The era of Cheap China is over. How do we know this? Good looking whores are much more expensive than they used to be.
So begins Shaun Rein’s new book The End of Cheap China. It’s a provocative beginning, but feels out of place in a book whose chapters end in bullet points cribbed from power point presentations advising newbie foreign managers on market entry.
Rein founded China Market Research Group and has been in China a long time. He’s distilled his considerable experience into this compact “whither China?” effort. It makes a generally positive assessment of the rising superpower’s prospects as in the “Stability Is the Key Happiness” chapter where Rein contextualizes government leadership against the background of the Cultural Revolution.
He scores his points via personal anecdotes, whether his own marriage to the granddaughter of a hero of the revolution, or personal conversations with a range of Chinese people in many walks of life. The parts where he lambasts China critics for being cultural imperialists in the Edward Said mode, though, cheapen the book. Regardless, inside there are plenty of talking points for backseat CEOs.

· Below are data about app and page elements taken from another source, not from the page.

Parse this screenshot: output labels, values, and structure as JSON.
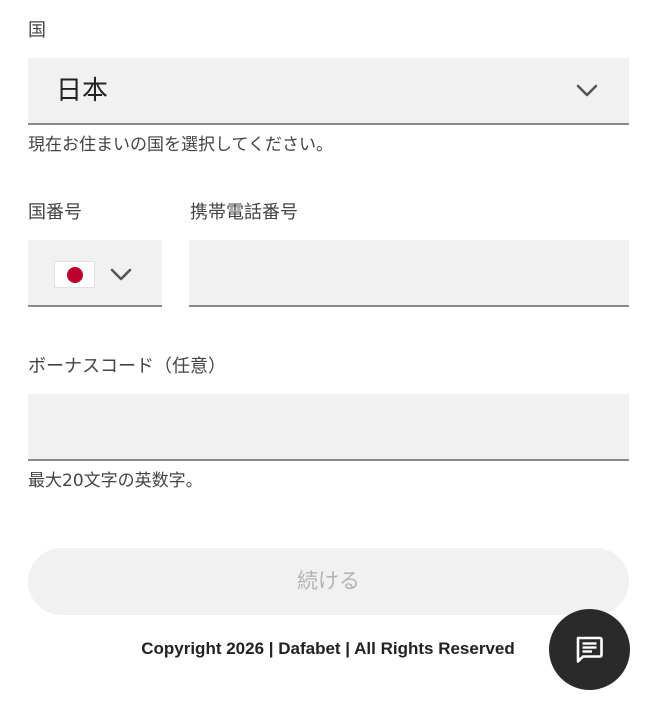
{
  "country": {
    "label": "国",
    "selected": "日本",
    "helper": "現在お住まいの国を選択してください。"
  },
  "phone": {
    "code_label": "国番号",
    "code_flag_icon": "japan-flag-icon",
    "number_label": "携帯電話番号",
    "number_value": ""
  },
  "bonus": {
    "label": "ボーナスコード（任意）",
    "value": "",
    "helper": "最大20文字の英数字。"
  },
  "actions": {
    "continue_label": "続ける"
  },
  "footer": {
    "copyright": "Copyright 2026 | Dafabet | All Rights Reserved"
  },
  "chat": {
    "icon": "chat-icon"
  },
  "colors": {
    "field_bg": "#f1f1f1",
    "field_underline": "#8a8a8a",
    "button_disabled_text": "#b3b3b3",
    "chat_bg": "#2a2a2a",
    "flag_red": "#bc002d"
  }
}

What: The End of Cheap China: Economic and Cultural Trends That Will Disrupt the World
Where to buy: Wiley